==== Records shown ====

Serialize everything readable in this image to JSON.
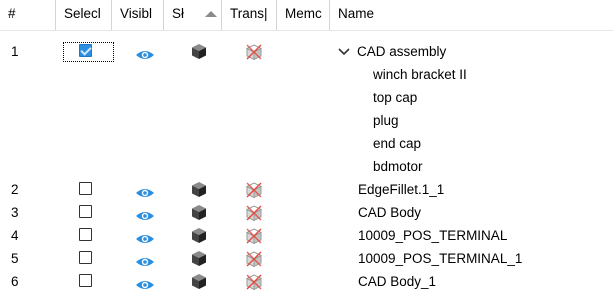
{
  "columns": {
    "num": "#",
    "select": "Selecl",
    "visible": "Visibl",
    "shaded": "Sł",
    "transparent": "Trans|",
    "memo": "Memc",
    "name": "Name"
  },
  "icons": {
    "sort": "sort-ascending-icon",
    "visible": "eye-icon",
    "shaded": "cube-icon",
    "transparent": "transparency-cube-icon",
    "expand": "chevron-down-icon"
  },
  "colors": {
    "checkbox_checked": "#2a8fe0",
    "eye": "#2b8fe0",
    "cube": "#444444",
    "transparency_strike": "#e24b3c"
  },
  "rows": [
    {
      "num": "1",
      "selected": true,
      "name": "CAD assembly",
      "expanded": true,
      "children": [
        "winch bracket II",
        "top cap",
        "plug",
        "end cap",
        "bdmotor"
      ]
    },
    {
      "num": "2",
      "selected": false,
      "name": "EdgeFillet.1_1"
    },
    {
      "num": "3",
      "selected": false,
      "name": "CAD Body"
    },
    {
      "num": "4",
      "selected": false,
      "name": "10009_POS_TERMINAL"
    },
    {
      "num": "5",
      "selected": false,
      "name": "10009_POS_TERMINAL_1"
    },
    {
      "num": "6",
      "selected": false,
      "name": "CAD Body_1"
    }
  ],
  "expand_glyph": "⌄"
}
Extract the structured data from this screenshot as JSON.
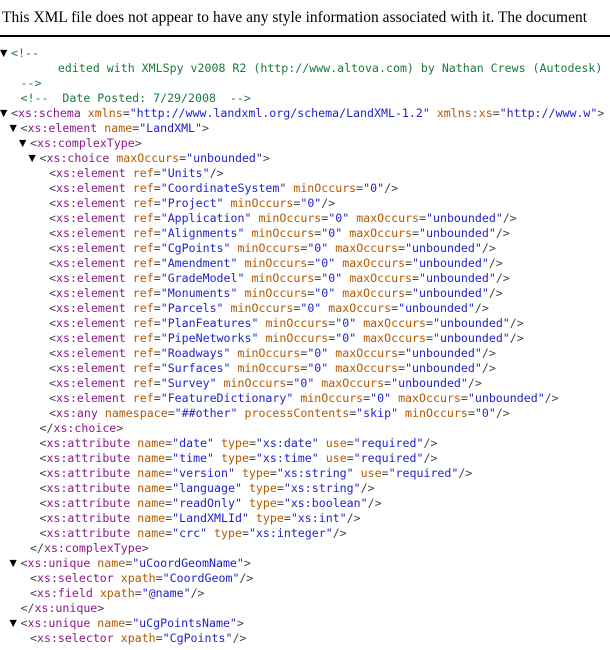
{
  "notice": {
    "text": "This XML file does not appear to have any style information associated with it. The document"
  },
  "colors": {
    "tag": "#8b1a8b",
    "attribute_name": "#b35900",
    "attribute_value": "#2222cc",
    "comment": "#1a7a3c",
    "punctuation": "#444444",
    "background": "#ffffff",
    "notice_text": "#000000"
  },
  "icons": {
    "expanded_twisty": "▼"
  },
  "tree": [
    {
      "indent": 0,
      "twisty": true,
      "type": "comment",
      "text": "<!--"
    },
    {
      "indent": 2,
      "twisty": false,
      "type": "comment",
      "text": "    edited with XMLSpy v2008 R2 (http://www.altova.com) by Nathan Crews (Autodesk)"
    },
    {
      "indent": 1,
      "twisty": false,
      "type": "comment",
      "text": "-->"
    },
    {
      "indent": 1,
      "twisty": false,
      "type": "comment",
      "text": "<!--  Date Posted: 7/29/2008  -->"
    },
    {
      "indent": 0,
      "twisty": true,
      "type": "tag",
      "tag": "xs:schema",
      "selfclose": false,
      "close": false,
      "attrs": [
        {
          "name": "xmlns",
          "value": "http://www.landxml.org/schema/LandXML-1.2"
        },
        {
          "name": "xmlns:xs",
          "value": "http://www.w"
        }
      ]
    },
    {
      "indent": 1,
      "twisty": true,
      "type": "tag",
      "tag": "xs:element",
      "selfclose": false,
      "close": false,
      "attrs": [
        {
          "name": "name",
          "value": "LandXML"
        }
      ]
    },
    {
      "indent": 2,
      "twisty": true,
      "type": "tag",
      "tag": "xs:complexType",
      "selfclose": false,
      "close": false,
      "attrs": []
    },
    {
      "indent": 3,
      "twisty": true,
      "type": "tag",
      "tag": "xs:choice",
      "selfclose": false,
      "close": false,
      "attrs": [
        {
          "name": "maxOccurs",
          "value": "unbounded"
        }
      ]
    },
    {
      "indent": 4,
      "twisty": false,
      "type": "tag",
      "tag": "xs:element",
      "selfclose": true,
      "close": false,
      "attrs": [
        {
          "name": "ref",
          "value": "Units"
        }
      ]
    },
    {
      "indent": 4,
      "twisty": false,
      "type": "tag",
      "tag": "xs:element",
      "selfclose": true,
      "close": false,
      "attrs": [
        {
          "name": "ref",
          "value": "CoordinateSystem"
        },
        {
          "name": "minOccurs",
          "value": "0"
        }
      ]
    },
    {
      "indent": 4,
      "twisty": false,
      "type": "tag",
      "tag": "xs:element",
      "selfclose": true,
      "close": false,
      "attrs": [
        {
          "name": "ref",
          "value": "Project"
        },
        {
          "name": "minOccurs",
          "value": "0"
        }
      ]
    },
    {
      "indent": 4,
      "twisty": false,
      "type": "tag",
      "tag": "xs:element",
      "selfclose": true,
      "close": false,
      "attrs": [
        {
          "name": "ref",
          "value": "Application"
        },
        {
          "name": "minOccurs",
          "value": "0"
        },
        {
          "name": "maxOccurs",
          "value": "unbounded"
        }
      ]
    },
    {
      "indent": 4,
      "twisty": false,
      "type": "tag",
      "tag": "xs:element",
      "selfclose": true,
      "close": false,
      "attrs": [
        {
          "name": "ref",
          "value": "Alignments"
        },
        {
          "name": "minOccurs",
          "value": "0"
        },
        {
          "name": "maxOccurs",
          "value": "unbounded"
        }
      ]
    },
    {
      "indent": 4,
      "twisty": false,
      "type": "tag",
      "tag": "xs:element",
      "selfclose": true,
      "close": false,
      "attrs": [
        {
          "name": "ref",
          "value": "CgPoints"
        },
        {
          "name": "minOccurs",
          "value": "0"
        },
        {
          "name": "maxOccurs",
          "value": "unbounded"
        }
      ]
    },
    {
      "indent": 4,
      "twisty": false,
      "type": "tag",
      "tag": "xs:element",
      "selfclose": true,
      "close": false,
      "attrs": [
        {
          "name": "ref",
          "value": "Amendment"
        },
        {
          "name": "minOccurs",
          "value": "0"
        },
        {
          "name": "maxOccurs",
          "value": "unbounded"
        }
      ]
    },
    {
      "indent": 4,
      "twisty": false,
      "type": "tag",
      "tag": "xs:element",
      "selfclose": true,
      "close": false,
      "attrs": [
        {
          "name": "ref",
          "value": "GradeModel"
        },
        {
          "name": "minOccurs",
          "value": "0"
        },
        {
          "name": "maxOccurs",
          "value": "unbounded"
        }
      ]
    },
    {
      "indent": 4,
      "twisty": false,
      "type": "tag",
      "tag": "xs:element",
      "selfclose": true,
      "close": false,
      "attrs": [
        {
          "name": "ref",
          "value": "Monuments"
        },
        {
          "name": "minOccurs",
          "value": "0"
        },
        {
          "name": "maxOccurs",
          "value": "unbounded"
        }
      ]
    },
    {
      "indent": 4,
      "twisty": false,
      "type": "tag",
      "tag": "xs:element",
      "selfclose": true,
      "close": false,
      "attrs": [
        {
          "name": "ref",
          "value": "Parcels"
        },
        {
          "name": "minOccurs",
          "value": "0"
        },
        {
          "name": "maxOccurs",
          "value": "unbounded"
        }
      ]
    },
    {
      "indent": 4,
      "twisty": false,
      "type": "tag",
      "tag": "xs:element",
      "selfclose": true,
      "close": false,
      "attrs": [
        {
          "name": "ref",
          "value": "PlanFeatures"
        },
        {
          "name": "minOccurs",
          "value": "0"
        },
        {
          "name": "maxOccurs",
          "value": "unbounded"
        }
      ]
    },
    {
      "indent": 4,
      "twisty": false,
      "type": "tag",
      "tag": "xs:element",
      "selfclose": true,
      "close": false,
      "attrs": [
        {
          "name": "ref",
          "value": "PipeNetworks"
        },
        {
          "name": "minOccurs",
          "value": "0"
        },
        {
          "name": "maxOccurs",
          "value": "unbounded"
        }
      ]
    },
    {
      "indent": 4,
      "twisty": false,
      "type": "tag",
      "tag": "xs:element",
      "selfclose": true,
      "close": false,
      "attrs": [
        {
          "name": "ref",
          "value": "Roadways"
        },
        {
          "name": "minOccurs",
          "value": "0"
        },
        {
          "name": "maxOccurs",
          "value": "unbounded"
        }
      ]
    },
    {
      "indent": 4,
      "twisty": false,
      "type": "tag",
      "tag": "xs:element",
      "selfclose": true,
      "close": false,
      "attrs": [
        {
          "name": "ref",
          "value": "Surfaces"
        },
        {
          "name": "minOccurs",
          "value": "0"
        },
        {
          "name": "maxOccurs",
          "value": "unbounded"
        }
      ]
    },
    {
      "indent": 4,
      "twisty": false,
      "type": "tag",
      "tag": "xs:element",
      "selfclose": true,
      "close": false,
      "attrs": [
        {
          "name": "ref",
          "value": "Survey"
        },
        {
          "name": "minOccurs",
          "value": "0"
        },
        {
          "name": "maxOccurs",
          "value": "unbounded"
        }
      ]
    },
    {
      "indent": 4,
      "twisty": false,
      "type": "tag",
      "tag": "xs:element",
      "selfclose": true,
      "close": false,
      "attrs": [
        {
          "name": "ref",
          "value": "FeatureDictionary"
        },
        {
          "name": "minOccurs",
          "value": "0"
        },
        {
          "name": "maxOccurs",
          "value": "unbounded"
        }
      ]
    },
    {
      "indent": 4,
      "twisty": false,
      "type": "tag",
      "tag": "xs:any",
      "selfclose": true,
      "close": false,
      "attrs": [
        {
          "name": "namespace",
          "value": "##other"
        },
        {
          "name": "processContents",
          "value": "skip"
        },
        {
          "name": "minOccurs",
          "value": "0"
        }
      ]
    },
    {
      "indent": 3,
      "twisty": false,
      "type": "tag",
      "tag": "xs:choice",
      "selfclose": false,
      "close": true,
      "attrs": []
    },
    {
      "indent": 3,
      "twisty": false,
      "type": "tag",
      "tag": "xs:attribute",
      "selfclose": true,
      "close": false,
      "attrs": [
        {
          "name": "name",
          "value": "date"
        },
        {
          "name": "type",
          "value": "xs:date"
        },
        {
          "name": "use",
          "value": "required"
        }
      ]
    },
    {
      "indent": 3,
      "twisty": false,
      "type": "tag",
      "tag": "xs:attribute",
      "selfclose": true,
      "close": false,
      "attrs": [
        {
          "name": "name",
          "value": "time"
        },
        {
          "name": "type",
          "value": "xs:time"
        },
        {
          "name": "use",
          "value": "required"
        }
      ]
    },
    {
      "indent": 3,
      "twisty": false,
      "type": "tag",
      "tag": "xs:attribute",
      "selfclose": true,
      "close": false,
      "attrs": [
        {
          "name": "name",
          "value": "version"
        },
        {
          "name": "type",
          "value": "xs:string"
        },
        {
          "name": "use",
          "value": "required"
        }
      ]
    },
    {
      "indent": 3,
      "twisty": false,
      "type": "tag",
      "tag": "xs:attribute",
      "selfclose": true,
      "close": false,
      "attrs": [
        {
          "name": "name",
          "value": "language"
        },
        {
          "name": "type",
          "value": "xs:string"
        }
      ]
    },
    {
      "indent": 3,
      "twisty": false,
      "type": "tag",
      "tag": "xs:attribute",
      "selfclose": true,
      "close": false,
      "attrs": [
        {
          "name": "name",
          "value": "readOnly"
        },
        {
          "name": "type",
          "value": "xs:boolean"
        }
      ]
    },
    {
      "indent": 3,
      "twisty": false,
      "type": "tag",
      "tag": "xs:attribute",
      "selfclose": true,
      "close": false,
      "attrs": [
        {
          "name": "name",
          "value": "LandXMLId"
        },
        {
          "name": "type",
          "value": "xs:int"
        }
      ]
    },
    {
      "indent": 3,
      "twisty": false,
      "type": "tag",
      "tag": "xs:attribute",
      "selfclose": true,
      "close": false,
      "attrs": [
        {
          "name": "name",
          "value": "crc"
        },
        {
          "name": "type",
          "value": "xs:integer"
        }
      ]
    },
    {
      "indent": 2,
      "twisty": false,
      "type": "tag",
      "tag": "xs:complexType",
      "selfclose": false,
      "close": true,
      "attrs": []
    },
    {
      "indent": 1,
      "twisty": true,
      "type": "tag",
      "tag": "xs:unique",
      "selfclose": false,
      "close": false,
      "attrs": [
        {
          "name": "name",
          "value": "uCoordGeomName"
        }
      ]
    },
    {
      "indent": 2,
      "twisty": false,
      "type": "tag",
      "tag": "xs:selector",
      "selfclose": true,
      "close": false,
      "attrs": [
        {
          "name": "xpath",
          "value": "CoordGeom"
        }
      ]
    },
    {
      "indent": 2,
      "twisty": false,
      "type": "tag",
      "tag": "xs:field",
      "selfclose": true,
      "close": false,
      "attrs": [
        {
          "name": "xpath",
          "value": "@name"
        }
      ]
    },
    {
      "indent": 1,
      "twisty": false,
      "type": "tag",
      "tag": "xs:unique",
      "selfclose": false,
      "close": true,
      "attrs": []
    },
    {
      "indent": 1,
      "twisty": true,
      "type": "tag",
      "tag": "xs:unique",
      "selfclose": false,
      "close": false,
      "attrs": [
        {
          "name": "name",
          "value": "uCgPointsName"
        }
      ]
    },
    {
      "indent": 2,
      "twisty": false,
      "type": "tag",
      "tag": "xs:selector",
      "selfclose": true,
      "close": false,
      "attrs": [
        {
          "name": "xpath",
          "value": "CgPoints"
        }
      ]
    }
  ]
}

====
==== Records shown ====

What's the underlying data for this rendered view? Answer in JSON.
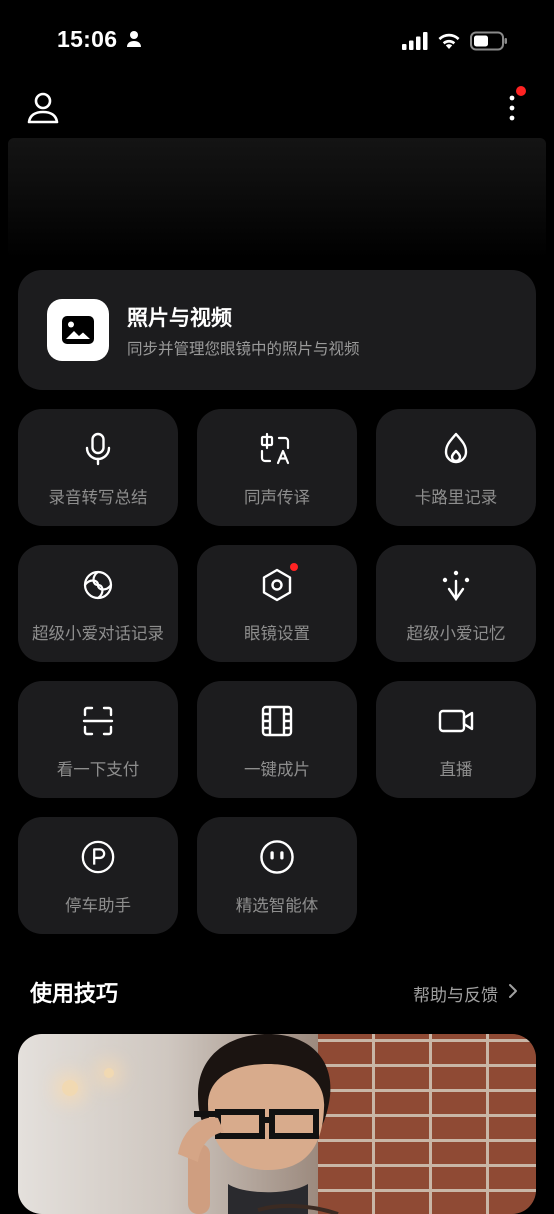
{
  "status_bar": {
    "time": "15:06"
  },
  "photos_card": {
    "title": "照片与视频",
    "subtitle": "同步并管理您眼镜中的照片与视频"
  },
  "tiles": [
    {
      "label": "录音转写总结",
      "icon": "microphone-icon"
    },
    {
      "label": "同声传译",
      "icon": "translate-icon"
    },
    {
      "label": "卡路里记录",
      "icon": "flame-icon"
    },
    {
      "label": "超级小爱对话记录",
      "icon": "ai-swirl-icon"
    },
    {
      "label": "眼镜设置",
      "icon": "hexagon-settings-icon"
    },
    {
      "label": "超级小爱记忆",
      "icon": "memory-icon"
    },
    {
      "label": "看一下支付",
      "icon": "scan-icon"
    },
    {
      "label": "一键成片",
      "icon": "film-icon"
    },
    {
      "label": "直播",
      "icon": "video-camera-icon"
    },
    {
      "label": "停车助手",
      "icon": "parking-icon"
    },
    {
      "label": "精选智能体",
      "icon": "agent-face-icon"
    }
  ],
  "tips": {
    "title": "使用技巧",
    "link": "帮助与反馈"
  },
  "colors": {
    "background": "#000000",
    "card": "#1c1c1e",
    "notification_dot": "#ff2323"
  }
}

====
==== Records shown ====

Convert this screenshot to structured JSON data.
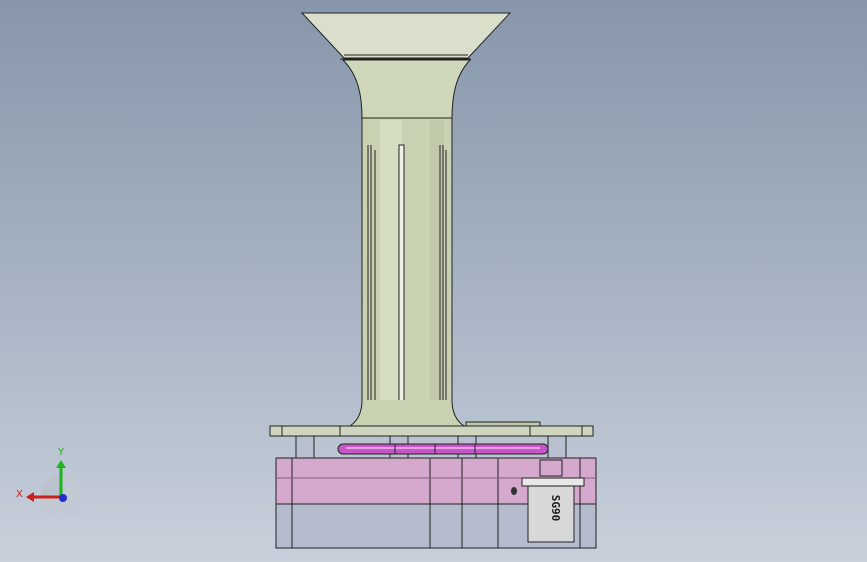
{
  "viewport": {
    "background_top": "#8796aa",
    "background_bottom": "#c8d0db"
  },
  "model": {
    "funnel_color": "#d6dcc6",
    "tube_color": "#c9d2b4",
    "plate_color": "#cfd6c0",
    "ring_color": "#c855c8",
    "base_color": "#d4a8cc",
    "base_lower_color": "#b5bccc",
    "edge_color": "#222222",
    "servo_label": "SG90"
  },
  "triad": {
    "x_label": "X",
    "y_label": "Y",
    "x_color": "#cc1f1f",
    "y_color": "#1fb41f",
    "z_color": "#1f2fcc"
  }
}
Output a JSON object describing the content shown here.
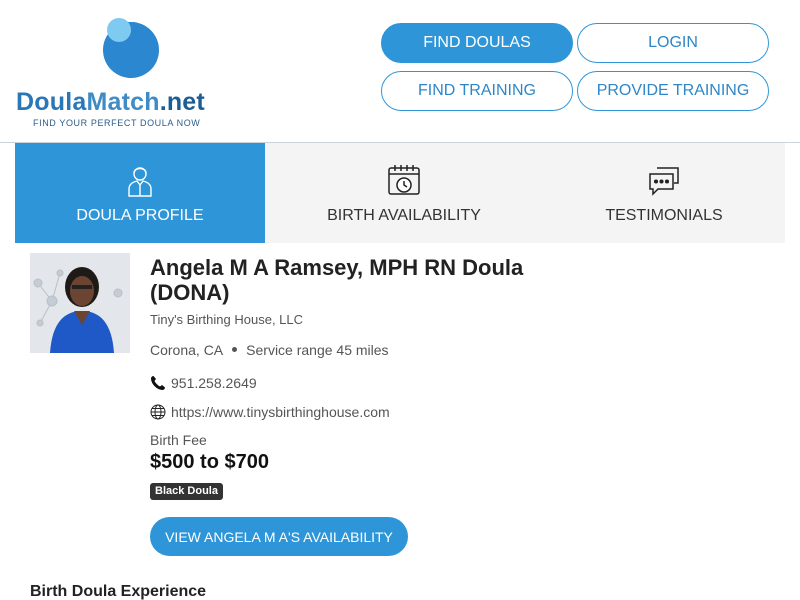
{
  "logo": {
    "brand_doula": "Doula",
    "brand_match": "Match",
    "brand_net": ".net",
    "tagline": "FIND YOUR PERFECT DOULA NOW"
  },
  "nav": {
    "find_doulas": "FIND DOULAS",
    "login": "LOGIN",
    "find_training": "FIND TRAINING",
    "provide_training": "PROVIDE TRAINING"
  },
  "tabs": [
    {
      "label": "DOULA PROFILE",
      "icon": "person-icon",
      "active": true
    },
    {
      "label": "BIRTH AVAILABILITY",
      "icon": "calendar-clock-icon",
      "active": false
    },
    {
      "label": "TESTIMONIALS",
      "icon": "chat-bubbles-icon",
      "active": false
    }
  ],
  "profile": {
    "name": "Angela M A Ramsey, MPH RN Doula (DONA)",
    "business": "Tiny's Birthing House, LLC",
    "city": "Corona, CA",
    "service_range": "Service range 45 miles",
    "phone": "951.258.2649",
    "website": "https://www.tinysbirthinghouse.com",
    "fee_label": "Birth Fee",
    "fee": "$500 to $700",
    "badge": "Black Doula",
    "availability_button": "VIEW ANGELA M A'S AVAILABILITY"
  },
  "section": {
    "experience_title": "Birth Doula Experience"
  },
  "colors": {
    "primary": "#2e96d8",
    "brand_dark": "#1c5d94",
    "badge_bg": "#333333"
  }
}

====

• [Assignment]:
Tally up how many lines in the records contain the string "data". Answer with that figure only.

• [Result of this task]:
3